“That system is not safe, is not something that should be released to the public and certainly should not be advertised as an Autopilot system,” Fong added during the call with reporters.
The family is also suing the state of California, alleging the state’s department of transportation, Caltrans, failed to replace a crash attenuator guard after a Toyota Prius 11 crashed days earlier, a component that would have better absorbed the impact of the high-speed collision. Tesla attributed the severe damage, which it described as unprecedented for the Model X, to the lack of an attenuator guard.
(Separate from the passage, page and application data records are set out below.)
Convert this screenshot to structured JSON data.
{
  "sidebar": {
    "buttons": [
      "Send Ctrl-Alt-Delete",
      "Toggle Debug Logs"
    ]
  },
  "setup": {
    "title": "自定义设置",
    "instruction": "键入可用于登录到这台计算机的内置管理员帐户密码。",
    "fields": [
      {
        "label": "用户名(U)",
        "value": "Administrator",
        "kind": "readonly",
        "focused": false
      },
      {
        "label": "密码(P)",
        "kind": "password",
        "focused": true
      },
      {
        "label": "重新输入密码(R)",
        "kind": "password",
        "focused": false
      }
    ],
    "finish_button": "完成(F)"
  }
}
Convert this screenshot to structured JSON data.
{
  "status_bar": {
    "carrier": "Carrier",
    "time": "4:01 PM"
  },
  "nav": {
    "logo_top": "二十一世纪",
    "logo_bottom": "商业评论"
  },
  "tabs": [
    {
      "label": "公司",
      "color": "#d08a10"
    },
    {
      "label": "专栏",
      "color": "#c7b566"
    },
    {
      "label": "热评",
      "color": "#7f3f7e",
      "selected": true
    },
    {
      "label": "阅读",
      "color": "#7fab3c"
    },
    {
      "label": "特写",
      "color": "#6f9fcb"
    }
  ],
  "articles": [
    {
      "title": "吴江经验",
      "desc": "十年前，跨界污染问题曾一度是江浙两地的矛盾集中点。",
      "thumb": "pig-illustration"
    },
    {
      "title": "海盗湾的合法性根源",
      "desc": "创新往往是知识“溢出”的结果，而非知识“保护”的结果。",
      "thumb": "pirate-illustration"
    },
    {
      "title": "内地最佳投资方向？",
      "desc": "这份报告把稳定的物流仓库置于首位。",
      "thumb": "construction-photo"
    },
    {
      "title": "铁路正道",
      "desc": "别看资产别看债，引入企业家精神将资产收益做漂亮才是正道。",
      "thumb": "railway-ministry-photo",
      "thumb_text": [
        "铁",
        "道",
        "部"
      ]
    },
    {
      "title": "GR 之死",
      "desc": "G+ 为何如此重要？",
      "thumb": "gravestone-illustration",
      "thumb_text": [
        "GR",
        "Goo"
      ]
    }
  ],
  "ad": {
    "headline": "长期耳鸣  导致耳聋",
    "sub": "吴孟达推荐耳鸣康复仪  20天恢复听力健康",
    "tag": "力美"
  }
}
A Tesla spokeswoman declined to comment on the lawsuit. Caltrans said it does not comment on pending litigation.
The National Transportation Safety Board in June issued a preliminary report on the crash, concluding that the car was in Autopilot mode and Huang’s hands were detected on the wheel three times, for 34 seconds total, in the minute before the crash. Huang’s hands were not detected in the last six seconds. Autopilot issues intermittent warning cues to ensure drivers are paying attention, and the last such alert came more than 15 minutes before the crash, said NTSB.
The suit further alleged that while Tesla advertised the Model X as “state-of-the-art,” Huang’s lacked an automatic emergency braking system that could have prevented a crash into the highway barrier, despite that technology already being deployed on vehicles from other automakers, such as Chrysler, Honda, Mazda, Mitsubishi and Subaru.
The family argues Tesla and Caltrans are liable in Huang’s death and are seeking medical and hospital, funeral and burial expenses and other compensation in California Superior court.